However, one lesser addressed casualty of the one-and-done era is the fact teams with one-and-done players don’t run plays anymore. Sure, guys run around the court in a certain pattern and pass the ball in order to find an ideal shot. However, I wouldn’t deign to call the strategies these coaches employ “plays,” but rather “options,” to use football parlance. What’s more, I believe this has cost Coach Cal and other one-and-done coaches multiple championships (though I must restrict the discussion to UK because I don’t have as much experience watching other programs).
As a life-long Kentucky fan, I like Coach Cal. I think he is one of the best coaches in the country, when all factors are considered. No other coach is as charismatic as Coach Cal, and that allows him to consistently get highly rated recruiting classes, combined with the cache that a program like Kentucky holds. I also think he is a pretty good player developer, as he gets a lot of recruits pro-ready. Lastly, I admire that he takes a players-first approach because he wants to see them succeed and do right by them. However, what infuriates me more than anything about the man is his refusal to run plays.
Coach Cal only uses two of the options in his toolbox:
1. A wing starts under the basket and runs back and forth off of screens to try and get an open wing/baseline jump shot.
2. A horn set where the bigs screen on both sides for the ball handler, who then has to make something happen off the dribble.
But the worst of all is his inbounding play. Not plays, play. The whole of it is, ‘Throw it over the opposing tall guy to the tall guy on your team and hope the latter seals well enough to get it.’
After Kentucky’s season ended in an overtime loss to Auburn in the Elite Eight, Coach Cal said, “I tried just about everything, but I’ll probably find four, five things I should have done or tried.”

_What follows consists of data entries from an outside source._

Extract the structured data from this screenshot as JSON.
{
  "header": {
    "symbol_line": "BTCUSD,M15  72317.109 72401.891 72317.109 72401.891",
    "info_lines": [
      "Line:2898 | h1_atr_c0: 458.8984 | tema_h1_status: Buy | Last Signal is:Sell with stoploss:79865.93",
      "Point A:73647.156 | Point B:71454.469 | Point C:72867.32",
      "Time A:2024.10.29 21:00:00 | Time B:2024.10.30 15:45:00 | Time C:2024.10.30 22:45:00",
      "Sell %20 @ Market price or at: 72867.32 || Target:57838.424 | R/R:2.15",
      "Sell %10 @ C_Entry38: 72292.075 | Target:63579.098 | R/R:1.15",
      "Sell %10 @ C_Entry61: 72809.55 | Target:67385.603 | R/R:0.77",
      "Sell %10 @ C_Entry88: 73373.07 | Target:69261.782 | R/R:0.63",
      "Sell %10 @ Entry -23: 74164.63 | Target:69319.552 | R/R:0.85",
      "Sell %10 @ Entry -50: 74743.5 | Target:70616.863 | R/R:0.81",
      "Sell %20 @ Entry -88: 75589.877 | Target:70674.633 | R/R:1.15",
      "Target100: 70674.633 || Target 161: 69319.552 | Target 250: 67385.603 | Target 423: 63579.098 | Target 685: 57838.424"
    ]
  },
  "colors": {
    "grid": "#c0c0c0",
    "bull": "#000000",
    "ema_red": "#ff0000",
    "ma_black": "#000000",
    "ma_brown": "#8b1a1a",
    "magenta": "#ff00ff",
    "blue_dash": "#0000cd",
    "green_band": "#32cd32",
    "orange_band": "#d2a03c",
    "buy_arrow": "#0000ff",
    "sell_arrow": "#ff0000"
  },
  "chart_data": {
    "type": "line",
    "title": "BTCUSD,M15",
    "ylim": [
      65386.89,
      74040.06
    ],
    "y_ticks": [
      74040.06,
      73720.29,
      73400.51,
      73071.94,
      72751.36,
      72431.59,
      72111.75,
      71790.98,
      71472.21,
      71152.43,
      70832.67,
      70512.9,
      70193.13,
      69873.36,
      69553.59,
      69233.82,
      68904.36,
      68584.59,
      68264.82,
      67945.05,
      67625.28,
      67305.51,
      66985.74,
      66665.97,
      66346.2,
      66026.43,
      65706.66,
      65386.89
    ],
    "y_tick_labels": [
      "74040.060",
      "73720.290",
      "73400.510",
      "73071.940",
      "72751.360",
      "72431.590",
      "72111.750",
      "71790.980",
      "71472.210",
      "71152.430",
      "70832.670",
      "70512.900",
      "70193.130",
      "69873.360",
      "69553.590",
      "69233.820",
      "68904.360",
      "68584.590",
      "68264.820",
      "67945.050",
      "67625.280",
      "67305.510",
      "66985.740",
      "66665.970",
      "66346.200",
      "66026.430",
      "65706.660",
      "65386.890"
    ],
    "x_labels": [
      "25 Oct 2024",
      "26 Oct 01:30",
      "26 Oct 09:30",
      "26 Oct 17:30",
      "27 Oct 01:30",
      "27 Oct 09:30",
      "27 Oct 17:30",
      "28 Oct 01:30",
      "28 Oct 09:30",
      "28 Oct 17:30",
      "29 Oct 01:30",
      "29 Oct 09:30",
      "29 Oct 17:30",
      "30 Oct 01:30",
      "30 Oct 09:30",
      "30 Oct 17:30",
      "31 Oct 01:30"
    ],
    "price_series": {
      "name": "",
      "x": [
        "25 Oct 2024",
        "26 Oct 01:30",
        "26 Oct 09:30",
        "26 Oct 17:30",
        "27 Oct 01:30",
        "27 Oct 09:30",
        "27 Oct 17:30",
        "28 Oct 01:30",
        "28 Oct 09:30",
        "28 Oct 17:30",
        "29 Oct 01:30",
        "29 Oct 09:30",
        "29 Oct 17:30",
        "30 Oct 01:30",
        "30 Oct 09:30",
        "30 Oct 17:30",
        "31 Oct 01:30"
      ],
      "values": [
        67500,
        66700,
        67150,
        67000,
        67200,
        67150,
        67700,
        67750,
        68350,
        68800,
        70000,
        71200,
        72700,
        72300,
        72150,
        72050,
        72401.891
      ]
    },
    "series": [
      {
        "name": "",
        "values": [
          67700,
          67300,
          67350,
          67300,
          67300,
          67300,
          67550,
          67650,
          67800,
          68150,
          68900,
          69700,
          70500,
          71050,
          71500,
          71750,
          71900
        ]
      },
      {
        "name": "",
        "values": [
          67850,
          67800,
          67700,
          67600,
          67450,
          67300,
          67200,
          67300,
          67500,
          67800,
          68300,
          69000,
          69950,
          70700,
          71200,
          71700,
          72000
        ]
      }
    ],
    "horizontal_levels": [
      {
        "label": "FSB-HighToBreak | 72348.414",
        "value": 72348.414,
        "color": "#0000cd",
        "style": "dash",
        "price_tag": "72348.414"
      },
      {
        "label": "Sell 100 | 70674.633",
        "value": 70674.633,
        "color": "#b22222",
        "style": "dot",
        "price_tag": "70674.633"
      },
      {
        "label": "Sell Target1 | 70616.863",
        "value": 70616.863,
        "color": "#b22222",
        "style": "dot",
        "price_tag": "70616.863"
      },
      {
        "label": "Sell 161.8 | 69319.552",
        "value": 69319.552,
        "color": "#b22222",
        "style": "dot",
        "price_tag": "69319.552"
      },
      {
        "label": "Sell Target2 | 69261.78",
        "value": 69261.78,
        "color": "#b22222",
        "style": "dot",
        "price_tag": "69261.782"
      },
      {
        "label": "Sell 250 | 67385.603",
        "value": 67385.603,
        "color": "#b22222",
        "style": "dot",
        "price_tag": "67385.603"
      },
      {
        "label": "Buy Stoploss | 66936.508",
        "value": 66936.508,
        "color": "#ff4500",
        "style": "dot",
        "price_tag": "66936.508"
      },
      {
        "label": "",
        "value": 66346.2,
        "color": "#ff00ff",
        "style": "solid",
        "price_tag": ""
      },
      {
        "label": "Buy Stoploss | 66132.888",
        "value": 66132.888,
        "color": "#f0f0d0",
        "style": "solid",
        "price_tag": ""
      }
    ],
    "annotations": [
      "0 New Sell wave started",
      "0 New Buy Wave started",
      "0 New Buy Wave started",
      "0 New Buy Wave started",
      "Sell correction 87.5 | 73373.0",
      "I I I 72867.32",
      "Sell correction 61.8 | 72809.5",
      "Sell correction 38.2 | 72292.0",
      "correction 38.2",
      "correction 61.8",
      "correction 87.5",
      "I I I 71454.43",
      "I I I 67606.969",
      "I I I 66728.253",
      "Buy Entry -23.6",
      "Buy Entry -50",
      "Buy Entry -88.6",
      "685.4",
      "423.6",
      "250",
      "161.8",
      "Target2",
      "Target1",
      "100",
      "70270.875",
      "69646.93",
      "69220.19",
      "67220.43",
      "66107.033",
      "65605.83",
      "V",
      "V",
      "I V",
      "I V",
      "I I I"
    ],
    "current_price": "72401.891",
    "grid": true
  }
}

You’re right Coach Cal — you should’ve come up with four or five plays seven months prior and teach them to your players. Four or five, that’s all I’m asking for.
For true one-and-done coaches like Mike Krzyzewski at Duke, the need for plays isn’t necessary — you just don’t run plays with a guy like Zion Williamson. You give him the ball and let him dunk it. But Coach Cal doesn’t have Zion Williamson.
Assuming the one-and-done era started in 2008, when Coach Cal had a Derrick Rose-led Memphis team that lost in the championship game to Kansas, there have been two teams hinging on one-and-done talent that won the national championship (2012 Kentucky, 2015 Duke). That’s 2/11 — or 18.2%. That may not seem like a terrible percentage, but consider these are the premier programs in the country, and they are ceding championships to the likes of UConn (twice), Villanova (twice) and a Virginia team that just over a year ago became the only one seed to ever lose to a 16-seed in the first round.
Would calling plays have changed the outcome in any of those years? Possibly not, but we’ll never know, and that’s the point. What is wrong with having a specific shot in mind for a specific player on a specific team? These coaches may want these players to develop a good one-on-one skill set for the NBA, but what’s wrong with confusing the defense to make it a little easier on them? They already have enough pressure on them as college kids for you to just tell them to make something happen. So please, for the love of God (and Kentucky fans everywhere), run a play, Coach Cal.
The views expressed in this column are those of the author and not necessarily those of The Observer.